Republicans' Indian policy should focus on urgent needs and long-term results


The current policy on Native Americans can be summarized within the context of Cobell v. Norton or Trust reform as an inherited "problem." The Administration has tended to focus almost exclusively on this litigation to the extent that it has become synonymous with Indian issues in general. This poses two problems for Indian country. The first is that as scandalous a matter as the mismanagement of the tribes' trust assets is, it is by definition a matter affecting a delimited portion of the Indian population. The second problem is that while the spotlight shines on Trust reform, except for the efforts emanating from Congress, all other Indian concerns lay seemingly in the dark.

As for Cobell v. Norton, this litigation has nearly achieved a limited objective of highlighting the failure of the Trust management system, but is still far from an adjudicated solution. By some wild estimates, the "problem" has been defined to lie within a range of three to 30 billion dollars. Intuitively, we can assume that there is little incentive to settle, on the government's part, for sums on the higher end of the range. It also appears that it is not only the sheer amount of money in question that frightens the bureaucrats, but principally the fact that they can't determine who exactly is owed what. It is therefore understandable that there is huge variance in the amount of the prospective liability.

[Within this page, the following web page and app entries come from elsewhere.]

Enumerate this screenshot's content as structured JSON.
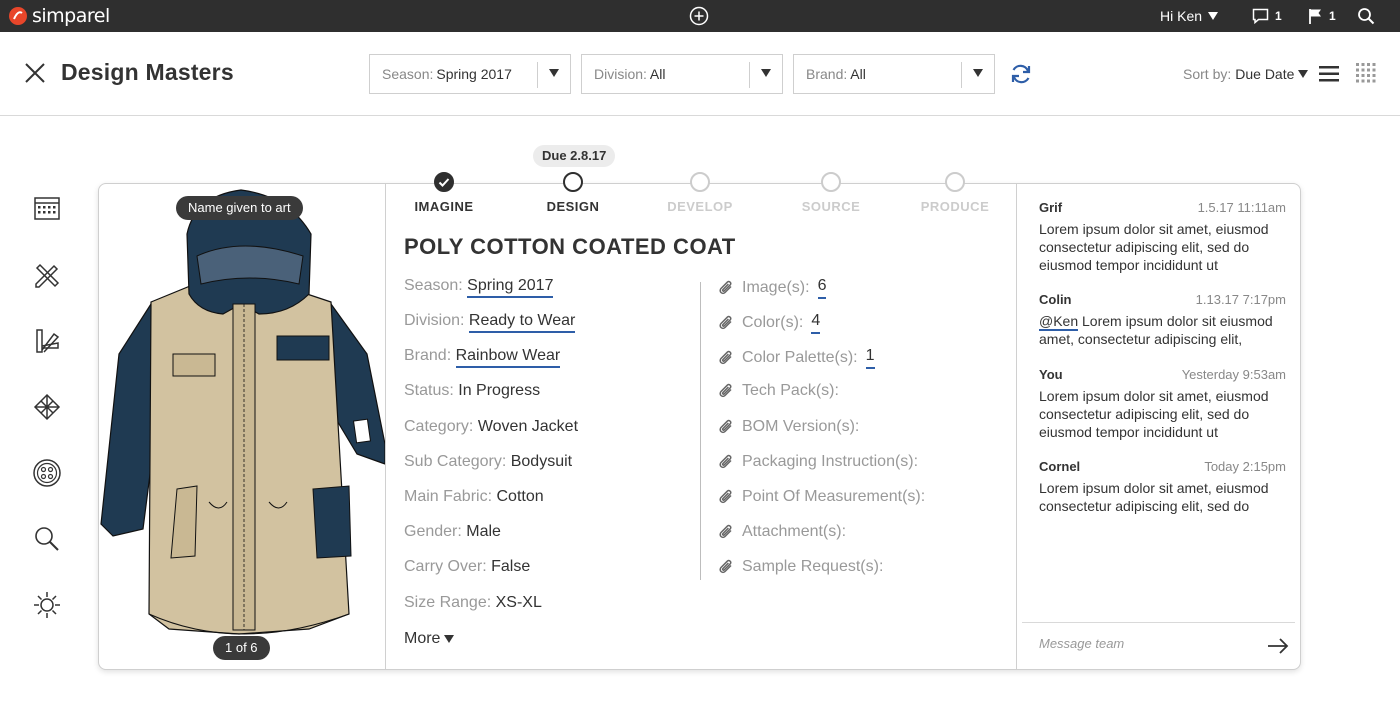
{
  "topbar": {
    "logo_text": "simparel",
    "greeting": "Hi Ken",
    "messages_count": "1",
    "flags_count": "1"
  },
  "header": {
    "title": "Design Masters",
    "filters": [
      {
        "label": "Season:",
        "value": "Spring 2017"
      },
      {
        "label": "Division:",
        "value": "All"
      },
      {
        "label": "Brand:",
        "value": "All"
      }
    ],
    "sort_label": "Sort by:",
    "sort_value": "Due Date"
  },
  "card": {
    "art_name": "Name given to art",
    "art_pager": "1 of 6",
    "due": "Due 2.8.17",
    "steps": [
      {
        "label": "IMAGINE",
        "state": "done"
      },
      {
        "label": "DESIGN",
        "state": "current"
      },
      {
        "label": "DEVELOP",
        "state": "todo"
      },
      {
        "label": "SOURCE",
        "state": "todo"
      },
      {
        "label": "PRODUCE",
        "state": "todo"
      }
    ],
    "title": "POLY COTTON COATED COAT",
    "fields": [
      {
        "key": "Season:",
        "value": "Spring 2017",
        "link": true
      },
      {
        "key": "Division:",
        "value": "Ready to Wear",
        "link": true
      },
      {
        "key": "Brand:",
        "value": "Rainbow Wear",
        "link": true
      },
      {
        "key": "Status:",
        "value": "In Progress",
        "link": false
      },
      {
        "key": "Category:",
        "value": "Woven Jacket",
        "link": false
      },
      {
        "key": "Sub Category:",
        "value": "Bodysuit",
        "link": false
      },
      {
        "key": "Main Fabric:",
        "value": "Cotton",
        "link": false
      },
      {
        "key": "Gender:",
        "value": "Male",
        "link": false
      },
      {
        "key": "Carry Over:",
        "value": "False",
        "link": false
      },
      {
        "key": "Size Range:",
        "value": "XS-XL",
        "link": false
      }
    ],
    "more_label": "More",
    "attachments": [
      {
        "key": "Image(s):",
        "value": "6"
      },
      {
        "key": "Color(s):",
        "value": "4"
      },
      {
        "key": "Color Palette(s):",
        "value": "1"
      },
      {
        "key": "Tech Pack(s):",
        "value": ""
      },
      {
        "key": "BOM Version(s):",
        "value": ""
      },
      {
        "key": "Packaging Instruction(s):",
        "value": ""
      },
      {
        "key": "Point Of Measurement(s):",
        "value": ""
      },
      {
        "key": "Attachment(s):",
        "value": ""
      },
      {
        "key": "Sample Request(s):",
        "value": ""
      }
    ],
    "messages": [
      {
        "name": "Grif",
        "time": "1.5.17 11:11am",
        "mention": "",
        "body": "Lorem ipsum dolor sit amet, eiusmod consectetur adipiscing elit, sed do eiusmod tempor incididunt ut"
      },
      {
        "name": "Colin",
        "time": "1.13.17 7:17pm",
        "mention": "@Ken",
        "body": " Lorem ipsum dolor sit eiusmod amet, consectetur adipiscing elit,"
      },
      {
        "name": "You",
        "time": "Yesterday 9:53am",
        "mention": "",
        "body": "Lorem ipsum dolor sit amet, eiusmod consectetur adipiscing elit, sed do eiusmod tempor incididunt ut"
      },
      {
        "name": "Cornel",
        "time": "Today 2:15pm",
        "mention": "",
        "body": "Lorem ipsum dolor sit amet, eiusmod consectetur adipiscing elit, sed do"
      }
    ],
    "message_placeholder": "Message team"
  },
  "colors": {
    "topbar": "#2f2f2f",
    "logo": "#e8462a",
    "link_underline": "#2e5ea8",
    "refresh": "#2e5ea8",
    "coat_navy": "#1f3a52",
    "coat_khaki": "#d2c2a0"
  },
  "icons": {
    "rail": [
      "calendar-icon",
      "design-tools-icon",
      "color-palette-icon",
      "pattern-icon",
      "button-icon",
      "search-icon",
      "sun-icon"
    ]
  }
}
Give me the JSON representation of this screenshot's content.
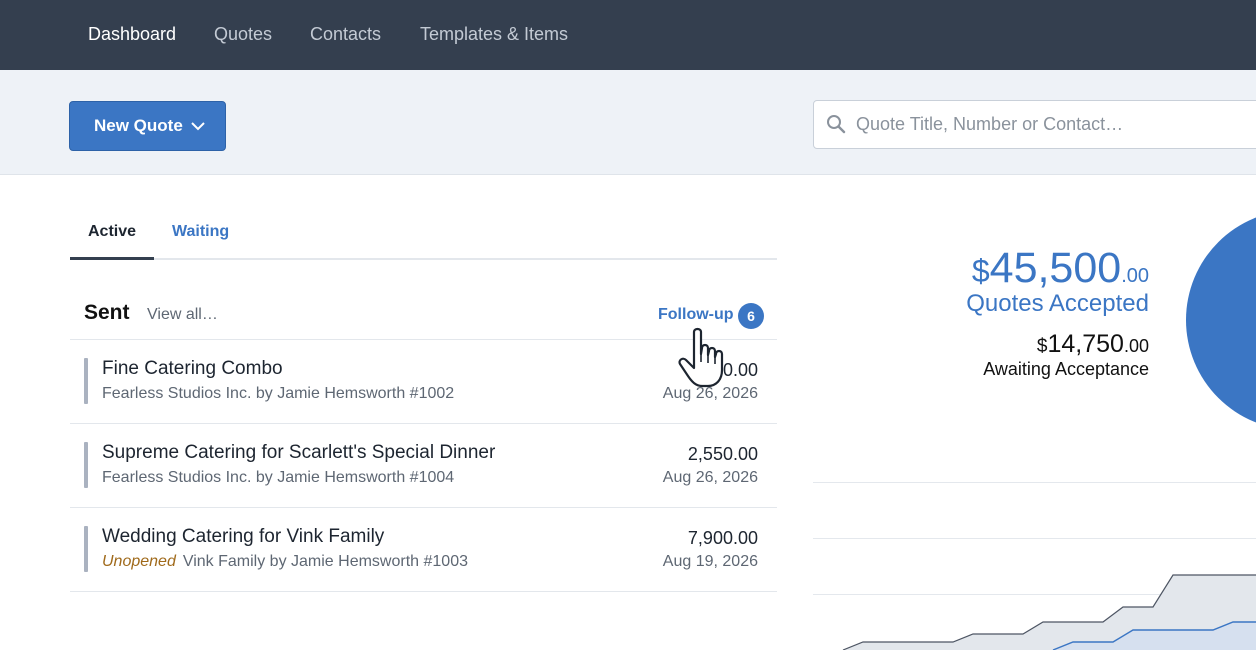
{
  "nav": {
    "items": [
      {
        "label": "Dashboard",
        "active": true
      },
      {
        "label": "Quotes",
        "active": false
      },
      {
        "label": "Contacts",
        "active": false
      },
      {
        "label": "Templates & Items",
        "active": false
      }
    ]
  },
  "toolbar": {
    "new_quote_label": "New Quote",
    "search_placeholder": "Quote Title, Number or Contact…",
    "search_value": ""
  },
  "tabs": [
    {
      "label": "Active",
      "selected": true
    },
    {
      "label": "Waiting",
      "selected": false
    }
  ],
  "sent": {
    "title": "Sent",
    "view_all": "View all…",
    "follow_up_label": "Follow-up",
    "follow_up_count": "6"
  },
  "quotes": [
    {
      "title": "Fine Catering Combo",
      "status": "",
      "subtitle": "Fearless Studios Inc. by Jamie Hemsworth #1002",
      "amount": "0.00",
      "date": "Aug 26, 2026"
    },
    {
      "title": "Supreme Catering for Scarlett's Special Dinner",
      "status": "",
      "subtitle": "Fearless Studios Inc. by Jamie Hemsworth #1004",
      "amount": "2,550.00",
      "date": "Aug 26, 2026"
    },
    {
      "title": "Wedding Catering for Vink Family",
      "status": "Unopened",
      "subtitle": "Vink Family by Jamie Hemsworth #1003",
      "amount": "7,900.00",
      "date": "Aug 19, 2026"
    }
  ],
  "stats": {
    "accepted": {
      "currency": "$",
      "whole": "45,500",
      "cents": ".00",
      "label": "Quotes Accepted"
    },
    "awaiting": {
      "currency": "$",
      "whole": "14,750",
      "cents": ".00",
      "label": "Awaiting Acceptance"
    }
  },
  "colors": {
    "nav_bg": "#343f4f",
    "accent": "#3b76c4",
    "unopened": "#a06a1b",
    "toolbar_bg": "#eef2f7"
  },
  "icons": {
    "search": "search-icon",
    "dropdown": "chevron-down-icon",
    "cursor": "hand-pointer-icon"
  }
}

From these few facts, the conclusion can be drawn that either this case will drag on infinitum or some mutually acceptable and negotiated settlement must be reached between the parties concerned. I vote for the second option, but then, I don't have a financial stake in the outcome.

Moving beyond the quagmire of Trust reform, I can envision the elements of a Republican agenda led by the White House and supported by Congress. Bowing to election schedules and political realities, the focus should be on short-term deliverables with long-term impact. For starters, the public adoption and restatement of several key programs by the administration will provide the necessary framework by which the Native American agenda can develop, while also supporting the Republican Party's outreach for the Indian vote and political support. A concerted and comprehensive outreach by Republicans to Native Americans will pay dividends beyond what would be expected from a voting population of less than two million. This policy can succeed because the GOP's ideals are congruent with Indians' core beliefs, such as self-reliance, government at the grass roots level, family values, self respect, health care and economic empowerment, to list a few.

The tribes' right to govern themselves has been an integral part of the Republican platform as recently as the 2000 convention, and as subsequently endorsed by the President through various proclamations and letters to Indian leaders. Supporting legislation that clarifies the conditions and ability of the tribes to exercise self-determination is critical to creating a climate conducive to private investment on the reservations and ending the legal ambiguities and wrangling that appears to absorb the creative efforts which otherwise should focus on effective economic growth, education and other social needs.

Allowing the tribes access to federal programs and treatment under various regulations, in a manner akin to the States and municipalities, will remove the "mystery" from the average citizens' ability to interact with the tribes and vice-versa. For instance, the tribes should be allowed primacy over issues relating to the Federal Emergency Management Agency (FEMA), the Occupational Safety and Health Administration (OSHA), and natural resource protection on their own lands. Within this context, it is also vital to strengthen the tribal court systems and jurisdictional definitions.

Across the land, it has become apparent that two key components to tribal economic development are the capacity to attract investment in the form of jobs, industry and financial resources, but more importantly, the tribes themselves must have stable governments capable of dealing with the complexities of the modern world. Promoting the tribes' ability to grow the sophistication and stability of their governments should be a central theme, focus and component of the federal government's Indian policy.

Indians suffer at a far greater proportion to the general population from various life threatening diseases yet, on a per capita basis, receive one-third the funding for medical care than do non-Indians. Health care and infrastructure funding must increase to bring these communities to a level equal to those in the rest of the United States. Similarly, of the two federally run education systems, BIA institutions are funded at a level significantly less than that of Department of Defense (DOD) schools. Poor infrastructure and shortages of adequately prepared instructors retard the Indian children's ability to take full advantage of this nation's opportunities. Funding must increase to make these schools competitive and to ensure that "no child is left behind."

Lastly, in the areas of housing and transportation, the need far exceeds the conditions evident elsewhere. Poor road infrastructure prevents access to markets and business investment on reservations, while inadequate or substandard housing erodes the dignity of Indian families and threatens their health. Overall, the poverty experienced by many Native Americans on reservations weakens the family structure and promotes a breakdown of culture and a drift towards self-destructive behavior, including drug abuse and alcoholism.

Increased funding for economic development, education, health care, housing and transportation infrastructure is vital to improving the lot of the Native American population.

John Guevremont is a Mashantucket Pequot member and represents the tribe in Washington, D.C. A life-long Republican, he has been active in Connecticut and national politics and was a delegate to the 2000 Republican National Convention, where he was instrumental in providing the language for the convention's Native American Platform. He is a columnist for Indian Country Today.